Right now, oversight is largely vested in colleges and universities through Designated School Officials (DSOs). DSOs have reported the status of international students at their institutions and have had discretion to approve certain program extensions for decades. The administration’s new rules would bring four critical changes to that tradition.

  1. The proposal shortens the time students and exchange visitors can be in the U.S. Instead of being admitted for “duration of status” (i.e., as long as the educational program continues), the proposal ends status when the educational program ends. It also restricts an international student’s authorized stay in the U.S. to maximum periods of two or four years.

The two-year period applies to:

  • Nationals of North Korea, Iran, Sudan and Syria, the four countries listed as state sponsors of terrorism by the current administration
  • International students and scholars who attend schools or exchange visitor programs that do not fully participate in the E-Verify program
  • F-1 students in English language programs, who will be restricted to a lifetime aggregate of 24 months of language programs, including breaks and yearly vacation
  1. The proposal cuts the 60-day grace period in half. The traditional grace period of authorized stay that international students receive after their program ends would be shortened to 30 days. During this time, international students in F status may prepare for departure, apply for extension or change of status, or otherwise maintain their status.
  2. The proposal extends post-completion optional practical training (OPT) employment until April 1 of the fiscal year for which an H-1B petition is filed. Because U.S. Citizenship and Immigration Services (USCIS) has not been able to adjudicate H-1B petitions fast enough, international students in OPT status may keep employment eligibility while waiting for their H-1B visa.
  3. The proposal limits program changes for F-1 students.
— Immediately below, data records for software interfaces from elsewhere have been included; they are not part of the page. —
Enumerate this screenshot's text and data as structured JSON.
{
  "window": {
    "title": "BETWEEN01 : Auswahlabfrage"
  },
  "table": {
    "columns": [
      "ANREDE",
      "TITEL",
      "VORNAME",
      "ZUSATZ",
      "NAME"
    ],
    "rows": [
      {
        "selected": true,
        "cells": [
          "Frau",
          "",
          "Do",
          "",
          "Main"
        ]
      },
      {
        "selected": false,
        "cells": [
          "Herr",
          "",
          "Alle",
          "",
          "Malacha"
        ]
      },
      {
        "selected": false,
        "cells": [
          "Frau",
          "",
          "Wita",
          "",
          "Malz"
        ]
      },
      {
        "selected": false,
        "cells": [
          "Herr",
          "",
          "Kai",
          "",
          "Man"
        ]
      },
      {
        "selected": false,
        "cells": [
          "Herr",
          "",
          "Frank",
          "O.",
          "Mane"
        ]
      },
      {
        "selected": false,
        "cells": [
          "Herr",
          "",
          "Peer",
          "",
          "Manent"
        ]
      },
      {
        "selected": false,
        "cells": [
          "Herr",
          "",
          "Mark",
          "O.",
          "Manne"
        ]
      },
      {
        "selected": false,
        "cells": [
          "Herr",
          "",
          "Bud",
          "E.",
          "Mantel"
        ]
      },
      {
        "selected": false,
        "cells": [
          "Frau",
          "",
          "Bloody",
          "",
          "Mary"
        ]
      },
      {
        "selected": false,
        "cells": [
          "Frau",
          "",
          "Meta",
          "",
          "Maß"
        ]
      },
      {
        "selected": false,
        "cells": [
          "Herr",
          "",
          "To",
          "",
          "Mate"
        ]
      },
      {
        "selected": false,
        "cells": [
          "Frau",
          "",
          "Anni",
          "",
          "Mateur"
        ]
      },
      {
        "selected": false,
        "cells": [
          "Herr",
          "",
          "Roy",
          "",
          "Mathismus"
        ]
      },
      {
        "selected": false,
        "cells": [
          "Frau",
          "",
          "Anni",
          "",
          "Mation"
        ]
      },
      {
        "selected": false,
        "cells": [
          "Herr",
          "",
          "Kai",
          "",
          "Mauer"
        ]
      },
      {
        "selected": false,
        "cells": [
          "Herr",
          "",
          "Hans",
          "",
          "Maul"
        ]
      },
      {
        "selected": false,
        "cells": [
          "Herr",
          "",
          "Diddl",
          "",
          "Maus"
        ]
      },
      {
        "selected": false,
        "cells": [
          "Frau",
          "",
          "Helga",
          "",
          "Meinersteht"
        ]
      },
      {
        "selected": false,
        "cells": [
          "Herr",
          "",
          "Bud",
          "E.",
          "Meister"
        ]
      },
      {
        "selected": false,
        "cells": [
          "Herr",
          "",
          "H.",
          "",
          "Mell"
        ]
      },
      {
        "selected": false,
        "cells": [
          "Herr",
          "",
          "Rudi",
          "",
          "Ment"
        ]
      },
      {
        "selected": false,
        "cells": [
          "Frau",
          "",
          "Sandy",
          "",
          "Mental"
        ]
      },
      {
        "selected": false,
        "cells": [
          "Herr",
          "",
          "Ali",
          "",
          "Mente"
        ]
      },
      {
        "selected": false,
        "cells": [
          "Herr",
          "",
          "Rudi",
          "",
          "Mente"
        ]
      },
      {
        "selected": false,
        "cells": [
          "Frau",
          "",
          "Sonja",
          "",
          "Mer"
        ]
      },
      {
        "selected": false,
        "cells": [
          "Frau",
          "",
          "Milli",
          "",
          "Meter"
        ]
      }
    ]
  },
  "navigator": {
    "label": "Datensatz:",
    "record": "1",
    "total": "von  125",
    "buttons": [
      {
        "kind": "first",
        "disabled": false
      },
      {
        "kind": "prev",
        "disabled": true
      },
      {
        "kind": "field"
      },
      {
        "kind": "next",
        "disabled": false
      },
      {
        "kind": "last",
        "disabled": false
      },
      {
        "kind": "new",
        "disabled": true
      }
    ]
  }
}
Students who complete one level of study (e.g. bachelor’s) can change to another program in the same educational level only twice, for a lifetime maximum of three same-level educational programs.
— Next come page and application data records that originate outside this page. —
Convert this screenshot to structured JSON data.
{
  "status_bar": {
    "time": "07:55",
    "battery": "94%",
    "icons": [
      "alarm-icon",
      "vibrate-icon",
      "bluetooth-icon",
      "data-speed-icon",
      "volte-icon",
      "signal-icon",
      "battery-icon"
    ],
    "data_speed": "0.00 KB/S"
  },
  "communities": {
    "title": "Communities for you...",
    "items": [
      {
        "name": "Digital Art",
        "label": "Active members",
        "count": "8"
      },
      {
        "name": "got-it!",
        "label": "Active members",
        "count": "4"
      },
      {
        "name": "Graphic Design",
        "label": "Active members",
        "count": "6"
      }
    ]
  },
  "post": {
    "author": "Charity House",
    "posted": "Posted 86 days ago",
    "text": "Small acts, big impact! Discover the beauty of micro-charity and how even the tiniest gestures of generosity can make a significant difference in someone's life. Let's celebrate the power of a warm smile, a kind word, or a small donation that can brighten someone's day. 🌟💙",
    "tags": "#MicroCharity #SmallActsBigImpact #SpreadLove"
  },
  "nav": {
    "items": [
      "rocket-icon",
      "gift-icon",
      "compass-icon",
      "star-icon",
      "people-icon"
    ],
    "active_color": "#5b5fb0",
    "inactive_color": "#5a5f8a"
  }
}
Changes to Extensions of Stay

Currently, colleges and universities can grant program extensions to international students who meet certain criteria and are making “normal progress” toward completing the program. The proposal would eliminate this and instead require one of three conditions be satisfied before a program extension could be granted:

  1. Compelling academic reasons, including a letter of support from the DSO or faculty member
  2. Documented illness or medical condition
  3. Exceptional circumstances beyond the student or scholar’s control, such as a natural disaster, national health crisis or closure of the institution

Foreign students and scholars seeking program extensions would need to submit biometrics in addition to providing evidence of sufficient funding for their stay. Those international scholars may also be interviewed by a local USCIS officer.

Changes to Employment Authorization

F-1 students currently can work on and off campus under limited conditions. The proposal will likely change foreign nationals’ eligibility to work while program extension applications are pending with USCIS.

On-campus employment and economic hardship employment could continue while the application is pending. But F-1 students applying for standard post-completion OPT employment may not continue or start practical training until USCIS approves the program extension request and issues an Employment Authorization Document. The number of days in which a student may apply for OPT employment before the program ends will go from 90 to 120 days, but since the window for applying after the program ends will decrease from 60 to 30 days, international students seeking OPT employment should apply before graduating.

J-1 exchange visitors authorized to work incident to status can keep working and engage in activities in line with program regulations as long as their extension application was filed timely.

Please contact Brandon Davis, Laura N. Buck or any other member of Phelps’ Labor and Employment team if you have any questions or need compliance advice and guidance.